We needed to put down wooden beams to place the container on but that was all.
The container arrived at 8.30am Monday morning. The driver was an expert and easily maneuvered his truck to line the container up between our marker sticks and drop it on the wooden beam that we had put in place to receive it.
The trucks they use have mechanical sliding decks which allow him to raise and lower the container off the back of the truck and slide it into place. It was almost worth buying one to watch the guy install it!
So we have the beginnings of our drying shed. We just need to pressure wash the inside and let it dry before we can start installing our stuff.
For those of us in the northern part of the country especially in the north east the general rule is to work on your lawns in the fall. Labor day is when you labor on your lawn makes it easy to remember.
However with the ever rapidly changing climate that might not be so true anymore.
Normally here in the northeast labor day marks the ‘end’ of summer. Its not really true of course we have always had bright warm sunny days through September and October but the temperatures tend to cool down a lot. The historic averages are in the high seventies with a few minor clips up to the low eighties in the early parts of the month. Most of it tends to be cooler with a little more rain and the temperatures drop overnight giving more of a cold snap.
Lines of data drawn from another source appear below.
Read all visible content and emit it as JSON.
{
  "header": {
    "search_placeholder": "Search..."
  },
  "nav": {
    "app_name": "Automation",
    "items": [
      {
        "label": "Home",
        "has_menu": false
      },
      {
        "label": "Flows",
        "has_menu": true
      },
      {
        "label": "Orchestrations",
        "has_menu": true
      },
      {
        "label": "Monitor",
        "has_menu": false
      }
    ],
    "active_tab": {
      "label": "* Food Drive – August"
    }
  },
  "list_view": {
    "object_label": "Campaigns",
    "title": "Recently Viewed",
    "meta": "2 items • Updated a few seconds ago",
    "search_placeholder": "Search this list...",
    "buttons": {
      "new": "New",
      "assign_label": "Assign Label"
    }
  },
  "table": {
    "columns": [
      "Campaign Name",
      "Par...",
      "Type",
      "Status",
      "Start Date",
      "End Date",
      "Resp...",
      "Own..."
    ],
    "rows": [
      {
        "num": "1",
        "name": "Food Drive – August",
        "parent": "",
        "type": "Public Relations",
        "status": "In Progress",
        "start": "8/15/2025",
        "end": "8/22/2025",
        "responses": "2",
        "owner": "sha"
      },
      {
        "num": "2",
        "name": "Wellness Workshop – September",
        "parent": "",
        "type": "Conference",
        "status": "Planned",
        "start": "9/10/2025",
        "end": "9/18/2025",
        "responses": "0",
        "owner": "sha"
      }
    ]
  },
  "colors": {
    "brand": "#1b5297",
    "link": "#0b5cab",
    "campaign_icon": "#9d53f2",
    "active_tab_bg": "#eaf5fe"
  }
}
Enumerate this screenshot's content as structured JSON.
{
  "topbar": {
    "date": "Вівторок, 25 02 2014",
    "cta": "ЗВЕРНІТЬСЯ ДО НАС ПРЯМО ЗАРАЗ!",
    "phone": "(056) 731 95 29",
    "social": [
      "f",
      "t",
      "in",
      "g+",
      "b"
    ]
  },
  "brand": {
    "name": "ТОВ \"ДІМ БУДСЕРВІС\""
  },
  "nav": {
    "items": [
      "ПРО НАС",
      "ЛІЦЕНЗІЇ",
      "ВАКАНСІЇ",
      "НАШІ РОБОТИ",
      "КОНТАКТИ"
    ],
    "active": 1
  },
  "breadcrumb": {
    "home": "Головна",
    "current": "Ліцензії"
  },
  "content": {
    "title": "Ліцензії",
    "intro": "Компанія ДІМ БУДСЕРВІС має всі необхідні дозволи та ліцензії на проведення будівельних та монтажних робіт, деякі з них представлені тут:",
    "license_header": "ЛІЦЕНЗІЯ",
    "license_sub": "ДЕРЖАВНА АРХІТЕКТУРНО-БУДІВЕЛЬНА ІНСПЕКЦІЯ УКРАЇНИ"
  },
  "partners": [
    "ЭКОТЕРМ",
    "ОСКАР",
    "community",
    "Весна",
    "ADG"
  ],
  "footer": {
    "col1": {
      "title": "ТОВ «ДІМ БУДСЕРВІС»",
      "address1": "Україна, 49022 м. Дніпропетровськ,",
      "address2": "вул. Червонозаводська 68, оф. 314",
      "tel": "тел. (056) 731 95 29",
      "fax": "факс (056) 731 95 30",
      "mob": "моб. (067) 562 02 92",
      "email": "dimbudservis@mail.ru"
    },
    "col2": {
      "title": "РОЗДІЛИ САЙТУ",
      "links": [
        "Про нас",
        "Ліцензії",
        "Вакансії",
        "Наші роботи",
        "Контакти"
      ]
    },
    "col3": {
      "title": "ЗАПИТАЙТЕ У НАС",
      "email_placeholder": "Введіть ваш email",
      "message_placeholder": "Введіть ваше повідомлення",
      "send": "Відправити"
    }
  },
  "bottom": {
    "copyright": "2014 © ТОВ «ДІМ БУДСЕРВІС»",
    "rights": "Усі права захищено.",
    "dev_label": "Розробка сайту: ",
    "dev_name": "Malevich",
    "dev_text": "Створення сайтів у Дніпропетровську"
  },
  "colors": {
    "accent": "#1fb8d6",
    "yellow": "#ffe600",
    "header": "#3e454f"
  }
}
This is the signal to most plants that winter is approaching. The leaves on the trees begin to turn lovely shades, or for some just brown and drop off. Some trees drop early. Annual plants also know that winter is coming, they are producing their hard coated seeds and spreading them as far as they can ready for next spring. What they are not doing is germinating and growing more weeds now.
That is a great advantage to the lawn grower. Grass seed will germinate now and if done so it will have less weeds to compete with and get a head start before the winter comes.
This however all depends on lower temperatures and more rain. This year the meteorologists are predicting a warmer fall than normal which is following a time of much drier weather so everything is upset. Fall may be later, and wont be anything like as spectacular as it normally is.
Lawns are still under stress. There has been a lot less rain so many have gone somewhat dormant. Its not the time to put down new seed or do anything intensive on the lawn that will stress it more. This year Labor day is NOT the time to labor on your lawn, and it probably wont be until at least the third week in September.
For those who lavish their lawns it may be a disappointment. For those of us who just accept a lawn and do a little to help it then it means that this labor day can be used for something else. Hopefully something more enjoyable. So go have fun, labor on your lawn later.